Content starts
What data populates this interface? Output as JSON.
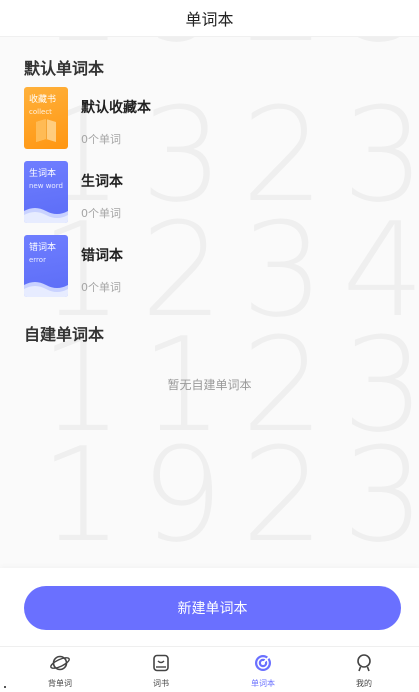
{
  "header": {
    "title": "单词本"
  },
  "sections": {
    "default_title": "默认单词本",
    "custom_title": "自建单词本",
    "custom_empty_text": "暂无自建单词本"
  },
  "books": [
    {
      "name": "默认收藏本",
      "count": "0个单词",
      "cover_title": "收藏书",
      "cover_sub": "collect",
      "cover_color": "#ff9f1a"
    },
    {
      "name": "生词本",
      "count": "0个单词",
      "cover_title": "生词本",
      "cover_sub": "new word",
      "cover_color": "#6675ff"
    },
    {
      "name": "错词本",
      "count": "0个单词",
      "cover_title": "错词本",
      "cover_sub": "error",
      "cover_color": "#6675ff"
    }
  ],
  "actions": {
    "new_book_label": "新建单词本"
  },
  "tabbar": {
    "items": [
      {
        "label": "背单词",
        "icon": "planet-icon",
        "active": false
      },
      {
        "label": "词书",
        "icon": "book-icon",
        "active": false
      },
      {
        "label": "单词本",
        "icon": "target-icon",
        "active": true
      },
      {
        "label": "我的",
        "icon": "user-icon",
        "active": false
      }
    ]
  },
  "colors": {
    "accent": "#6a70ff",
    "orange": "#ff9f1a",
    "background": "#fafafa"
  }
}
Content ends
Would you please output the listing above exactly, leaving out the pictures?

#### Answer box:
What data populates this interface? Output as JSON.
{
  "header": {
    "title": "单词本"
  },
  "sections": {
    "default_title": "默认单词本",
    "custom_title": "自建单词本",
    "custom_empty_text": "暂无自建单词本"
  },
  "books": [
    {
      "name": "默认收藏本",
      "count": "0个单词",
      "cover_title": "收藏书",
      "cover_sub": "collect",
      "cover_color": "#ff9f1a"
    },
    {
      "name": "生词本",
      "count": "0个单词",
      "cover_title": "生词本",
      "cover_sub": "new word",
      "cover_color": "#6675ff"
    },
    {
      "name": "错词本",
      "count": "0个单词",
      "cover_title": "错词本",
      "cover_sub": "error",
      "cover_color": "#6675ff"
    }
  ],
  "actions": {
    "new_book_label": "新建单词本"
  },
  "tabbar": {
    "items": [
      {
        "label": "背单词",
        "icon": "planet-icon",
        "active": false
      },
      {
        "label": "词书",
        "icon": "book-icon",
        "active": false
      },
      {
        "label": "单词本",
        "icon": "target-icon",
        "active": true
      },
      {
        "label": "我的",
        "icon": "user-icon",
        "active": false
      }
    ]
  },
  "colors": {
    "accent": "#6a70ff",
    "orange": "#ff9f1a",
    "background": "#fafafa"
  }
}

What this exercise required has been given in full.